How did you come up with the idea for the show?
I’ve always been conscious of the stereotypes people have about Indians. I have had non-Indians say that Indians are “dirty tongues twisters” right in front of me on many occasions. And I do have a law degree. I did the University of London’s external program at Vanto Academy here in Kuala Lumpur in the late 1990s.
You approach racial relations in quite a direct way in this show. Why is this important?
Being subtle has its place. But sometimes, it is equally important to demand justice. In Malaysia and Singapore, we live in relative peace, which means we avoid friction with other races by swallowing racial slurs. In Indian Lawyers, we bring out racial slurs openly with humor. People realize they are not really antagonistic towards one another but instead laugh at themselves for stereotyping. They find out that much of stereotyping can be attributed to “mental typo errors.”

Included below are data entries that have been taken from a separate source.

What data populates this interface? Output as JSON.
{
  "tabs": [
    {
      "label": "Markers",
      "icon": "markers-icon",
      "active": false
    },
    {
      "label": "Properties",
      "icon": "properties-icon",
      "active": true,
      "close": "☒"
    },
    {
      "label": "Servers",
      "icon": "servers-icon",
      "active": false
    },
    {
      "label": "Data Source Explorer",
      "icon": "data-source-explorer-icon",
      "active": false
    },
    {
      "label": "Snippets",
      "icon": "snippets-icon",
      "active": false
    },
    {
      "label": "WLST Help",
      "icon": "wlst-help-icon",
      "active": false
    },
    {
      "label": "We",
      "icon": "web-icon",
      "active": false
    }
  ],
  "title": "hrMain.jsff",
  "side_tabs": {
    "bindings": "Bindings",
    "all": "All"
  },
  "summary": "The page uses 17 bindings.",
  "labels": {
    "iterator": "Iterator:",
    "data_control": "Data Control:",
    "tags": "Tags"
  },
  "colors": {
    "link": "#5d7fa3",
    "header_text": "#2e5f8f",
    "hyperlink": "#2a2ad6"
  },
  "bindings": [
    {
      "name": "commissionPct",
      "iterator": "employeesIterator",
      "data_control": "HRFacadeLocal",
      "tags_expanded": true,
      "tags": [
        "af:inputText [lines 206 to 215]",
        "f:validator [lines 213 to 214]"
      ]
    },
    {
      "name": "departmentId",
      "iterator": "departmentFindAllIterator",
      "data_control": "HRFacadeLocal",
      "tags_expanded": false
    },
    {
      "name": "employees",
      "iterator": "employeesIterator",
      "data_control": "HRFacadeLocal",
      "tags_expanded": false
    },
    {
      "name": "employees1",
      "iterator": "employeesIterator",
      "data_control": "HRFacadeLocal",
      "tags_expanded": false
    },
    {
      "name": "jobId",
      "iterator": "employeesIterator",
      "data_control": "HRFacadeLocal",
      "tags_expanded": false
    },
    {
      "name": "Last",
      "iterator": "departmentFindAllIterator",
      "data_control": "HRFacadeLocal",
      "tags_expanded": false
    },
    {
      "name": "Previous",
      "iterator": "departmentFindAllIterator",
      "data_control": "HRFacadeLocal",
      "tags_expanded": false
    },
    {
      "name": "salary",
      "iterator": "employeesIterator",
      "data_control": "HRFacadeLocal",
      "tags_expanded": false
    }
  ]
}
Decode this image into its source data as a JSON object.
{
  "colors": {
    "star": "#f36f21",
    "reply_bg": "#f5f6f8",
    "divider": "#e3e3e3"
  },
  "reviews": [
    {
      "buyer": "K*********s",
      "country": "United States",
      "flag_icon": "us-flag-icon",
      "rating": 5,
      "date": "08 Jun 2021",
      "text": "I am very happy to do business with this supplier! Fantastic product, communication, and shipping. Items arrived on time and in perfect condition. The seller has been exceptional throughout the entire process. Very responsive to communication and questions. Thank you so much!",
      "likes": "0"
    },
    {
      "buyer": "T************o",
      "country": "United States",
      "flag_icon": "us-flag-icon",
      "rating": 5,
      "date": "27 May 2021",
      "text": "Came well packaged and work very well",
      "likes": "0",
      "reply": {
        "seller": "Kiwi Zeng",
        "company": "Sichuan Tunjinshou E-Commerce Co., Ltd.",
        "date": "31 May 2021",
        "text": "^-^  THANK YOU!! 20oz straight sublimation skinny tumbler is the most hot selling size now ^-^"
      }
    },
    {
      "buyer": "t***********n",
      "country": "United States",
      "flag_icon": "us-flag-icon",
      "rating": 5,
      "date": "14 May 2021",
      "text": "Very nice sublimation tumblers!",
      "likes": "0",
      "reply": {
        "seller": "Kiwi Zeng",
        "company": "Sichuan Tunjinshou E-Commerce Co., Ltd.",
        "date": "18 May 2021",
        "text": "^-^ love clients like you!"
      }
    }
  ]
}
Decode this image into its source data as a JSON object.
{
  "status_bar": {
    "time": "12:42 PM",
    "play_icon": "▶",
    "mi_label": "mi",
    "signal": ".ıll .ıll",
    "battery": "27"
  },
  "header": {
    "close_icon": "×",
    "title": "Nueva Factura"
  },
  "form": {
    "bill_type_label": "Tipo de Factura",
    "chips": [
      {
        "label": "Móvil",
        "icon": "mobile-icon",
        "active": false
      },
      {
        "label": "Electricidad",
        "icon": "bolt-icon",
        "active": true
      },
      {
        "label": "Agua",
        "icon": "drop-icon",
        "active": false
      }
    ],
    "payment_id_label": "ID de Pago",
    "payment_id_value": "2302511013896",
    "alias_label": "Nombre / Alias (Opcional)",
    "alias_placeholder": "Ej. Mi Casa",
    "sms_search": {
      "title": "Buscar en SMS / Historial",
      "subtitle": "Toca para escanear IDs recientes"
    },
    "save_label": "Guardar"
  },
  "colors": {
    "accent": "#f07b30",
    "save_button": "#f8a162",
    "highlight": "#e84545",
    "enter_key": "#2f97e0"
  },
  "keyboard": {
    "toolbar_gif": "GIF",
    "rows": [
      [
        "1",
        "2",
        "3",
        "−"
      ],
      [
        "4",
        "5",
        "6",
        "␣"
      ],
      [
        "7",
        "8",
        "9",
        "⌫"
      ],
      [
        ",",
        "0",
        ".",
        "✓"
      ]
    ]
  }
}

Share an interesting or funny incident that happened while you were rehearsing.
Well, many funny incidents actually happened in between or after the rehearsals. The actors would put to practice what they learned for the show. While having a break at a Mamak stall, they’d pretend to be lawyers and discuss law (especially when there were pretty girls sitting nearby).
If there’s one thing you’d like audiences to take away from the show, what would it be?
A wow feeling.
Indian Lawyers is on August 23-26 at Blue Room, The Arts House.